This is not an easy portion. This is not an easy week to discuss it. It seems that the curses promised in the portion are all too true. When the text promises misery to us if we fail to follow the Commandments, laws and ordinances, we may think that this is a quaint reference to a long lost civilization. Sadly, we would be mistaken, as any observer of current events would be quick to explain.

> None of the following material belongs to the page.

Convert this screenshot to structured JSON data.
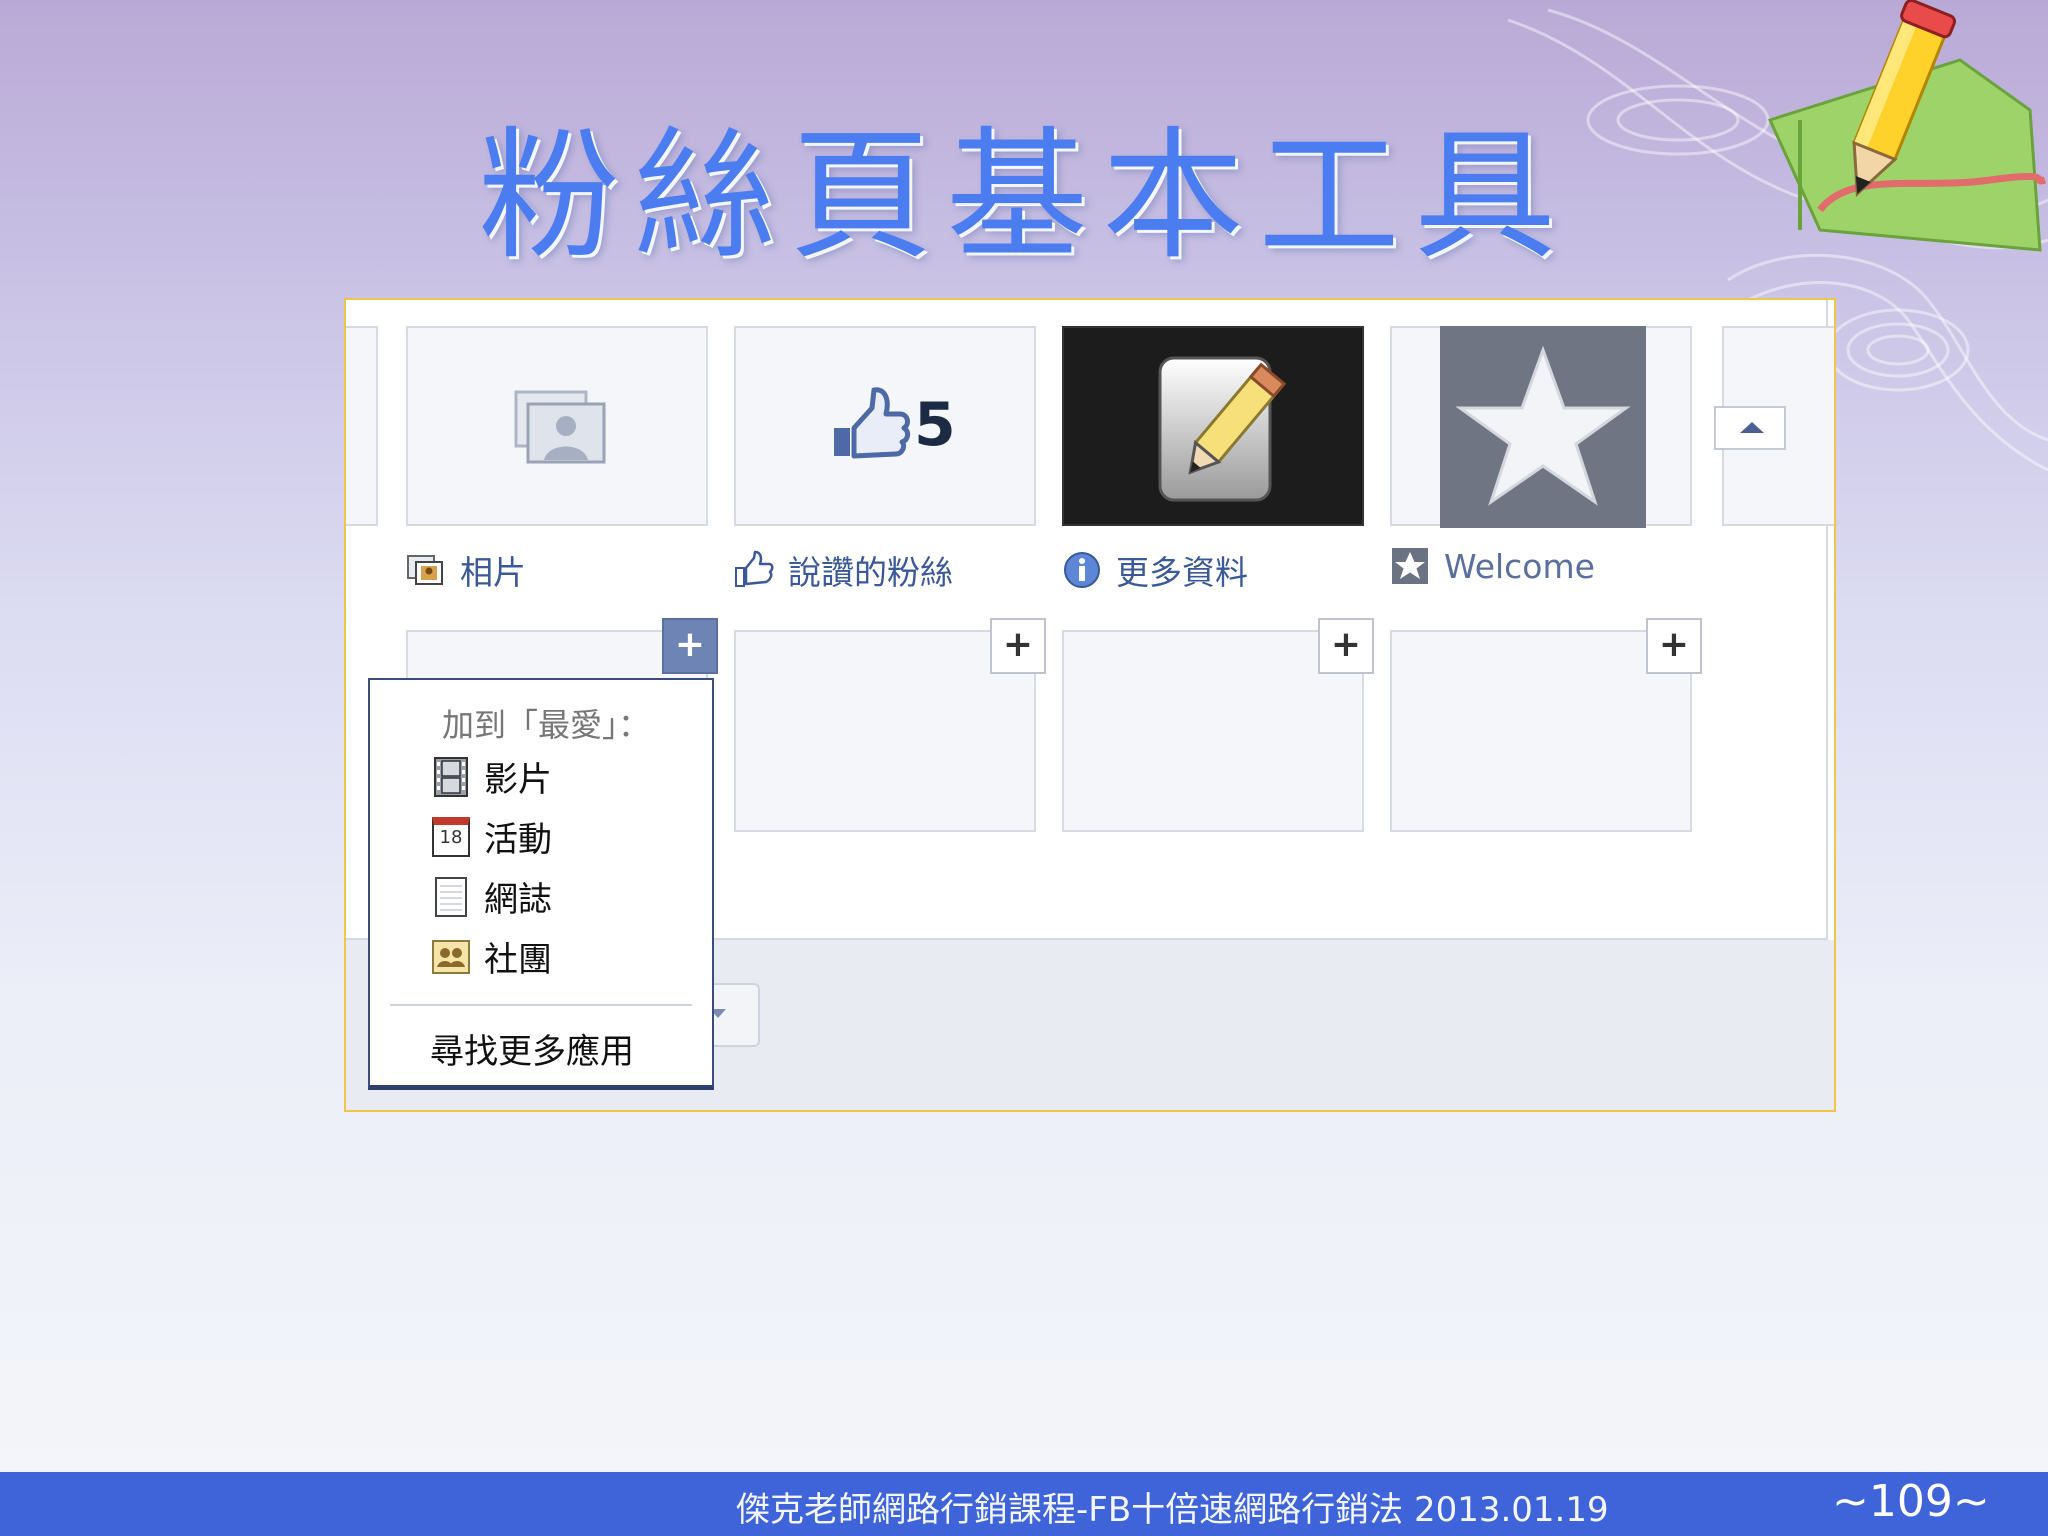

This portion is mostly about blessings and curses,with a majority of verses focused on the latter. This is a no-nonsense God that reminds us that there is only one way to act and that if we, as people and a society fail, we shall reap punishment. So, theology and history aside, do you think that just maybe the Torah is right? We are charged to treat people as they are all “in God’s image”. We are tasked to create a society of laws, of respect for the individual and yet, there is the call to insure the common good so that the good of society at large takes precedent over my own sense of entitlement.

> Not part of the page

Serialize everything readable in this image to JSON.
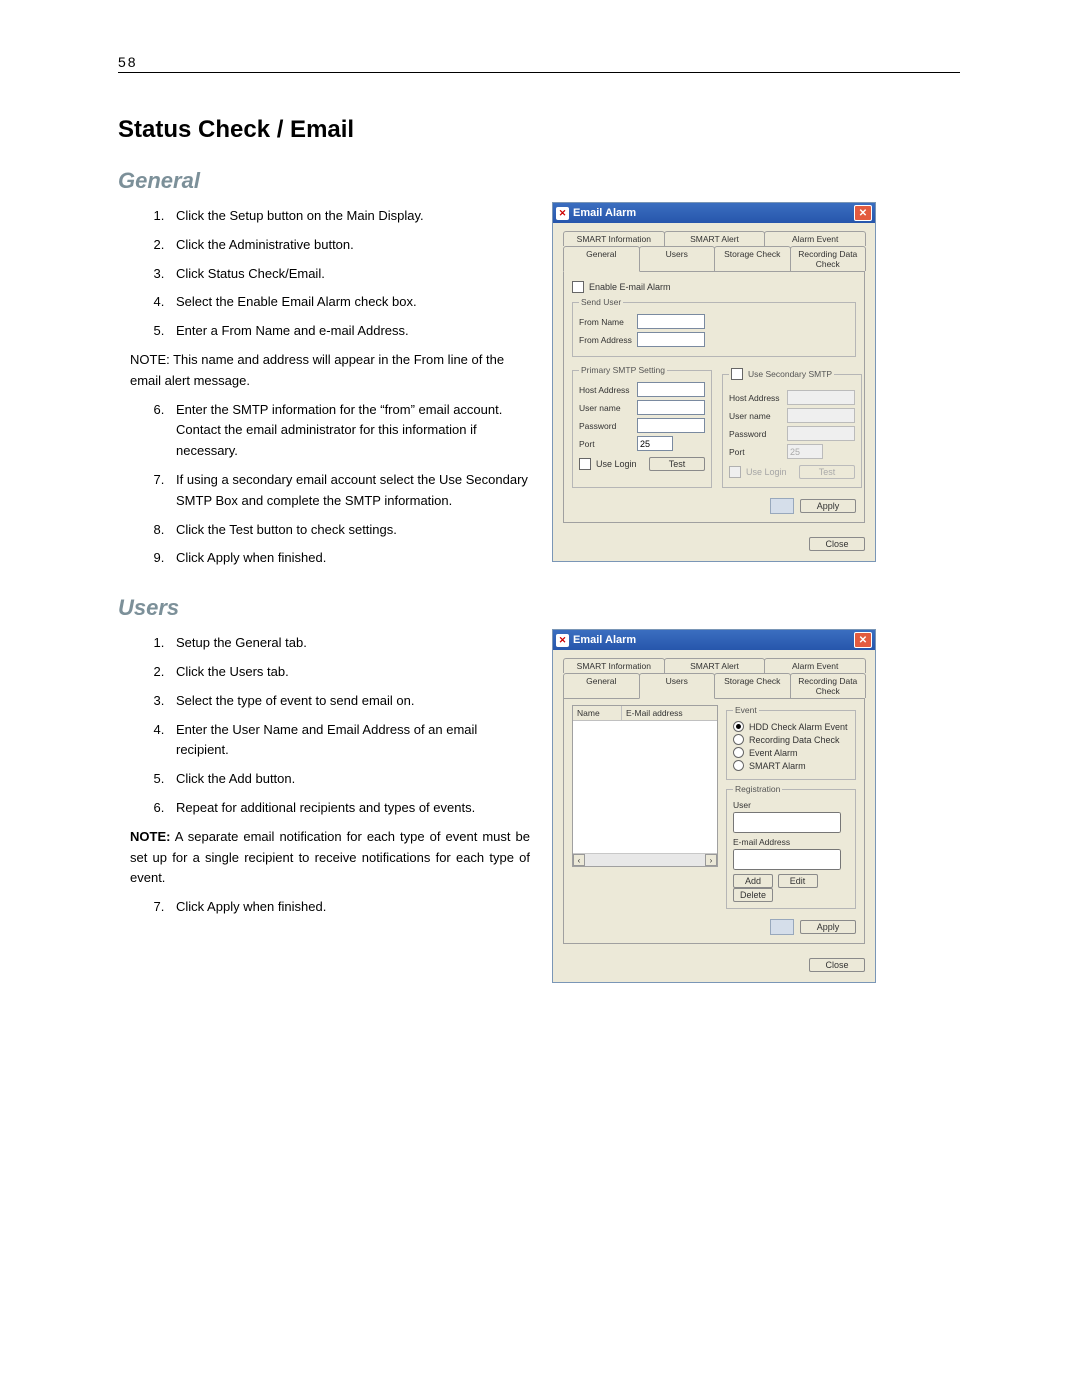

A question that must emerge from this week’s horror in Texas and last week’s horror in Buffalo (and the tragic history of gun violence now in evidence again) is when shall we, as a society, have the courage to change? Is a “curse” of freedom the reality that we cannot control access to guns? Or, is the “blessing” of freedom the fact that we still have the ability to limit such access?
Yes, there are so many mitigating factors: mental health, politics, lobbyists, money, power! Yet, somewhere in this there remains the call from Torah: it is our society, we have the freedom to change it, if we so choose. So, once again, the choice is ours and we recall the phrase we say as we finish a book of Torah, as we do this Shabbat, Chazak, chazak, nitcha’zek: be strong and courageous. We will need that strength to change that curse to blessing.
Rabbi Richard F Address
Rabbi Richard F. Address, D.Min, is the Founder and Director of www.jewishsacredaging.com. Rabbi Address served for over three decades on staff of the Union for Reform Judaism; first as a Regional Director and then, beginning in 1997, as Founder and Director of the URJ’s Department of Jewish Family Concerns and served as a specialist and consultant for the North American Reform Movement in the areas of family related programming. Rabbi Address was ordained from Hebrew Union College-Jewish Institute of Religion in 1972 and began his rabbinic career in Los Angeles congregations. He also served as a part time rabbi for Beth Hillel in Carmel, NJ while regional director and, after his URJ tenure, served as senior rabbi of Congregation M’kor Shalom in Cherry Hill, NJ from 2011-2014.